    “Oh, shall I leave you and the blackboard alone for a moment?”

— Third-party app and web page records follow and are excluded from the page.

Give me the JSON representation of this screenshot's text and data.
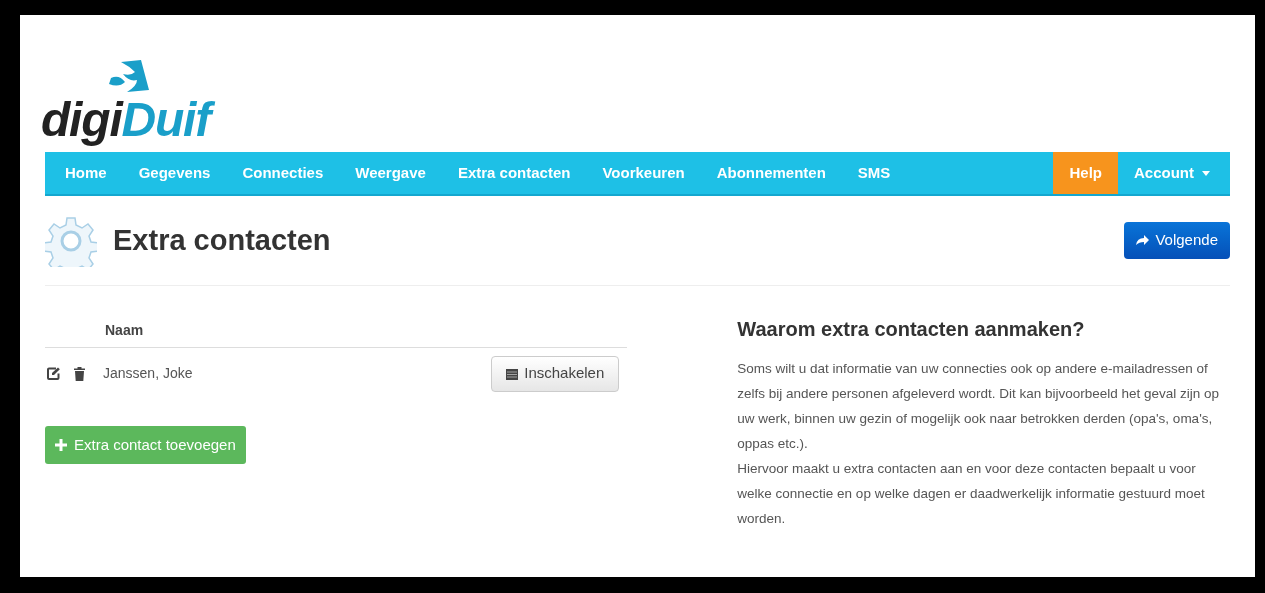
{
  "logo": {
    "prefix": "digi",
    "brand": "Duif"
  },
  "nav": [
    {
      "label": "Home",
      "kind": "link"
    },
    {
      "label": "Gegevens",
      "kind": "link"
    },
    {
      "label": "Connecties",
      "kind": "link"
    },
    {
      "label": "Weergave",
      "kind": "link"
    },
    {
      "label": "Extra contacten",
      "kind": "link"
    },
    {
      "label": "Voorkeuren",
      "kind": "link"
    },
    {
      "label": "Abonnementen",
      "kind": "link"
    },
    {
      "label": "SMS",
      "kind": "link"
    },
    {
      "label": "Help",
      "kind": "highlight"
    },
    {
      "label": "Account",
      "kind": "dropdown"
    }
  ],
  "page": {
    "title": "Extra contacten",
    "next_button": "Volgende"
  },
  "table": {
    "columns": [
      "Naam"
    ],
    "rows": [
      {
        "name": "Janssen, Joke",
        "action": "Inschakelen"
      }
    ]
  },
  "add_button": "Extra contact toevoegen",
  "info": {
    "heading": "Waarom extra contacten aanmaken?",
    "paragraphs": [
      "Soms wilt u dat informatie van uw connecties ook op andere e-mailadressen of zelfs bij andere personen afgeleverd wordt. Dit kan bijvoorbeeld het geval zijn op uw werk, binnen uw gezin of mogelijk ook naar betrokken derden (opa's, oma's, oppas etc.).",
      "Hiervoor maakt u extra contacten aan en voor deze contacten bepaalt u voor welke connectie en op welke dagen er daadwerkelijk informatie gestuurd moet worden."
    ]
  }
}
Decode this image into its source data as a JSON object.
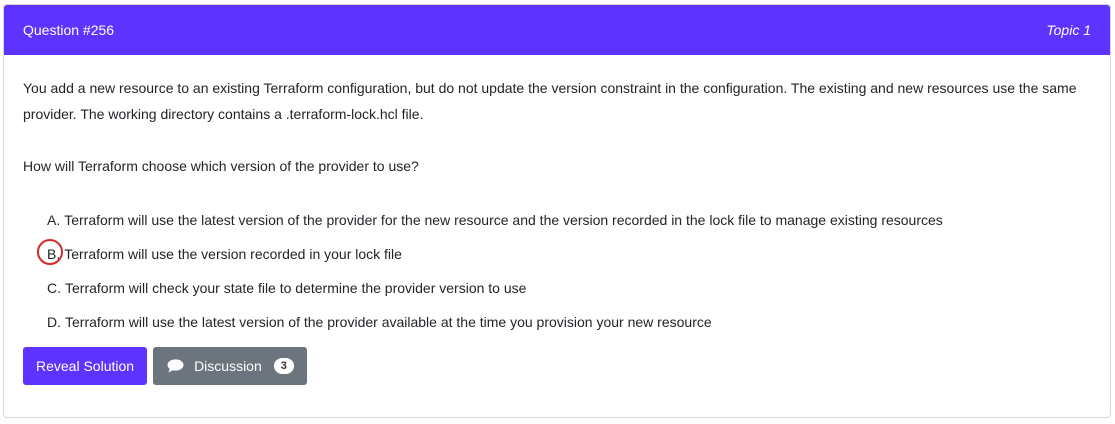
{
  "header": {
    "question_number": "Question #256",
    "topic": "Topic 1",
    "accent_color": "#5c33ff"
  },
  "question": {
    "text": "You add a new resource to an existing Terraform configuration, but do not update the version constraint in the configuration. The existing and new resources use the same provider. The working directory contains a .terraform-lock.hcl file.",
    "ask": "How will Terraform choose which version of the provider to use?"
  },
  "choices": [
    {
      "letter": "A.",
      "text": "Terraform will use the latest version of the provider for the new resource and the version recorded in the lock file to manage existing resources"
    },
    {
      "letter": "B.",
      "text": "Terraform will use the version recorded in your lock file",
      "marked": true
    },
    {
      "letter": "C.",
      "text": "Terraform will check your state file to determine the provider version to use"
    },
    {
      "letter": "D.",
      "text": "Terraform will use the latest version of the provider available at the time you provision your new resource"
    }
  ],
  "actions": {
    "reveal_label": "Reveal Solution",
    "discussion_label": "Discussion",
    "discussion_count": "3",
    "discussion_icon": "chat-bubble-icon"
  },
  "colors": {
    "marker": "#d22b2b",
    "secondary_button": "#6c757d"
  }
}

    The voice cast work wonders too, really bringing the characters to life. Tony Goldwyn supplies much gravitas to the adult Tarzan with a multi-layered and mellifluous voice, while Lance Henriksen's gruff growl is perfectly suited for noble beast Kerchak. However, the real plus here is the inclusion of bellowing lung-champion Brian (Gordon's alive!) Blessed as the devious hunter Clayton. God, I love this guy. With his immense stature and deep, booming voice you would be forgiven for thinking he'd be the perfect choice for Kerchak but he manages to twist a few sly syllables here and there to affect a deliciously arrogant antagonist. Rounding out the tonsils-for-hire are Minnie Driver's haughty Jane and the marvellously soothing voice of Glenn Close as Kala. But, in the audio stakes, this movie is most remembered for one name and one that strikes terror in many peoples' hearts. That Disney selected the whining voice of Phil Collins to bleat out the songs for Tarzan I initially found disturbing. I'm not a fan - I don't know anyone that is, for that matter - but I have to admit that I actually like the songs he has supplied here. They fit the story without stamping too much authority upon it. “You'll be in my heart” perfectly captures the mood of the piece and “Son Of Man” actually plays brilliantly alongside the Tarzan-comes-of-age montage. In fact, this is my favourite sequence in the whole movie, aided immeasurably by Mr. Collins, himself. Confession time, folks - I even bought the soundtrack for this one song.

    A great film, then and a true feast for the senses.